Within the data below, count every line that includes "языка" and report the total alone.

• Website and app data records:
○ ○ ○ ○

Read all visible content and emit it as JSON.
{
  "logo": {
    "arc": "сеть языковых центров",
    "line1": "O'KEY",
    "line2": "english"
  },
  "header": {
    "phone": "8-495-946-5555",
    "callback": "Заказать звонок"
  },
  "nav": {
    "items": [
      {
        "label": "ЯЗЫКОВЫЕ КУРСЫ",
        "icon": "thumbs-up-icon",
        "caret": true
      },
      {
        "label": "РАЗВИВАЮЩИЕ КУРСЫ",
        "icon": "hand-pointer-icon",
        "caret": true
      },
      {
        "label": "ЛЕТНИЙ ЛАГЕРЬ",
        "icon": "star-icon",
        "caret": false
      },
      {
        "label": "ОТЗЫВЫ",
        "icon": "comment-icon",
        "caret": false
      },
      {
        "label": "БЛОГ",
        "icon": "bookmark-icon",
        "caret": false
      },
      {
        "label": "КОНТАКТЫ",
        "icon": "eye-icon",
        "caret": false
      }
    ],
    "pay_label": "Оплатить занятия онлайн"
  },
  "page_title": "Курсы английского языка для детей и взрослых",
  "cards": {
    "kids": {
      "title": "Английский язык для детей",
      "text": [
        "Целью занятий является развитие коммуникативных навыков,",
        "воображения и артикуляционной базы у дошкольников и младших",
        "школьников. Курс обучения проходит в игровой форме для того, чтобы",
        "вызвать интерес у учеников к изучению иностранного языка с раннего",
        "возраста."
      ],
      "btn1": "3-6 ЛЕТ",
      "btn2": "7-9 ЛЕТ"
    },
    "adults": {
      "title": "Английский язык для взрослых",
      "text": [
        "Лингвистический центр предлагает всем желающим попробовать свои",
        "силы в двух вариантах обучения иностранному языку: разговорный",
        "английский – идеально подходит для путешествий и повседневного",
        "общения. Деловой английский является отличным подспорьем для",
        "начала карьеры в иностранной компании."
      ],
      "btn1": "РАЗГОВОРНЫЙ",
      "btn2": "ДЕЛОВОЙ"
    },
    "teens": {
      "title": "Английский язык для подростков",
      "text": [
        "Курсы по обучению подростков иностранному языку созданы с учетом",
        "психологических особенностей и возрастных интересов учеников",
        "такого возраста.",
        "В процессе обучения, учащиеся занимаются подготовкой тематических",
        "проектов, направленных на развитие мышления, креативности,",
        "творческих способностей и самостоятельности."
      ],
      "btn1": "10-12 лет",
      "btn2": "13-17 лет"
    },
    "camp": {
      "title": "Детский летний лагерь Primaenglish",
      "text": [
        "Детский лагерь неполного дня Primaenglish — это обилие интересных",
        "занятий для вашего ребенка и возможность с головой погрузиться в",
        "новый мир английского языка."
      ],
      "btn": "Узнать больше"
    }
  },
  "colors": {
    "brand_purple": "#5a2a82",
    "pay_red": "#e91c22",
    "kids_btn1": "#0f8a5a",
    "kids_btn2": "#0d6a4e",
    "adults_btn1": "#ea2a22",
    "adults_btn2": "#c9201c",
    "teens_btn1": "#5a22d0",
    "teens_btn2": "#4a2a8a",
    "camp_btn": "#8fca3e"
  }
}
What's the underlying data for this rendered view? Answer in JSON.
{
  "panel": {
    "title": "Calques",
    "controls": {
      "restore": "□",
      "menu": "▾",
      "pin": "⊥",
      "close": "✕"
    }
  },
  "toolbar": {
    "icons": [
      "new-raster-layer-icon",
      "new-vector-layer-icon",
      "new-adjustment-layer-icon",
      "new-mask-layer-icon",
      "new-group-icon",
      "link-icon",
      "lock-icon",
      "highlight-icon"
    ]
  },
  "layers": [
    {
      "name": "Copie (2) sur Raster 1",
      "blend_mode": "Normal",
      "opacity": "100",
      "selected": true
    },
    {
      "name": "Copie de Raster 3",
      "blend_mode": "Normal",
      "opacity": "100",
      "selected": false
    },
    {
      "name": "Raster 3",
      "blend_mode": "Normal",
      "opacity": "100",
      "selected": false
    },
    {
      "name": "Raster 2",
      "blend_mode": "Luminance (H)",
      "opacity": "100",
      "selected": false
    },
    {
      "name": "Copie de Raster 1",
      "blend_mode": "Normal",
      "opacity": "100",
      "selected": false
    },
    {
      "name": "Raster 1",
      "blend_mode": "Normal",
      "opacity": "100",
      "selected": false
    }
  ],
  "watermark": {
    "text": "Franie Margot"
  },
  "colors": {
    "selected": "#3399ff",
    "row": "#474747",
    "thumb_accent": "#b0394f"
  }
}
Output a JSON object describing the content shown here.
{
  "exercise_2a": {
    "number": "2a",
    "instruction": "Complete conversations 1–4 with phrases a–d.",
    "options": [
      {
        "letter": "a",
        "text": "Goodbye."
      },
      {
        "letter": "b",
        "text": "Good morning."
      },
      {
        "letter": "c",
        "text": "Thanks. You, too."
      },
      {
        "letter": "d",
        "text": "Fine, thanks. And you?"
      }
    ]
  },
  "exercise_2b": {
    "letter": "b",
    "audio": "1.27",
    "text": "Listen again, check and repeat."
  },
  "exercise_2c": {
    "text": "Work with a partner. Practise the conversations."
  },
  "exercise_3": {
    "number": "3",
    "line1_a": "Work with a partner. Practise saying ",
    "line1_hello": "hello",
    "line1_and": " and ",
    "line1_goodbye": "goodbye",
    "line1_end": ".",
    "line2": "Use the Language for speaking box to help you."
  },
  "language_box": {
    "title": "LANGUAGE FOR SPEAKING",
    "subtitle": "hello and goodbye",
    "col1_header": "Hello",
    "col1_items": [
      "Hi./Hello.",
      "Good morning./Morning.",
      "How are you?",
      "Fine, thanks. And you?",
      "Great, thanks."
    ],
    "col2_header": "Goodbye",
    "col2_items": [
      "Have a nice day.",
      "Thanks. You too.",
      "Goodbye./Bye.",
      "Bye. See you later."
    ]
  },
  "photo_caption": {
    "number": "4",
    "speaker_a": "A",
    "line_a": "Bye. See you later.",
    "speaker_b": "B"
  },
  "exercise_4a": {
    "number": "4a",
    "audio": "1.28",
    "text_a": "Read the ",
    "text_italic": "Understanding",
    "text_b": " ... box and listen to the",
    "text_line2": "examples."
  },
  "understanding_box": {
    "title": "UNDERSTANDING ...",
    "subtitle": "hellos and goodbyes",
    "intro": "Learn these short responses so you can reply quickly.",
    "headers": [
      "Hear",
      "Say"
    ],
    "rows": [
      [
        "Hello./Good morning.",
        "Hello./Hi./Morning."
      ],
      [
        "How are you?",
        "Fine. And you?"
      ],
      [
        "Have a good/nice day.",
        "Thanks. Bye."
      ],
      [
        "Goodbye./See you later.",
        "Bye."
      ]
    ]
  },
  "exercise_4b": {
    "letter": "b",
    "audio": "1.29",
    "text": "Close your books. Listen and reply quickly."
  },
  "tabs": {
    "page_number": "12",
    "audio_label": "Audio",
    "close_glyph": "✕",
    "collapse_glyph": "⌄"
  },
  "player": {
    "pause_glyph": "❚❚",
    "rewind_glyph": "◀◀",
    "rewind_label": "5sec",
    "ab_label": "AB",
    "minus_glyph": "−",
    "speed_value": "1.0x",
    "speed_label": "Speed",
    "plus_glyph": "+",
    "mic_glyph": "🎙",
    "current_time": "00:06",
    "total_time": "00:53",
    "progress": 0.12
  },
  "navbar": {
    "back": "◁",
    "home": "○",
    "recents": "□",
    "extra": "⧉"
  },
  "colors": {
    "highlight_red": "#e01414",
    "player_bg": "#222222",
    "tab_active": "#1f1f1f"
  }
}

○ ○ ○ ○

• Answer box: 3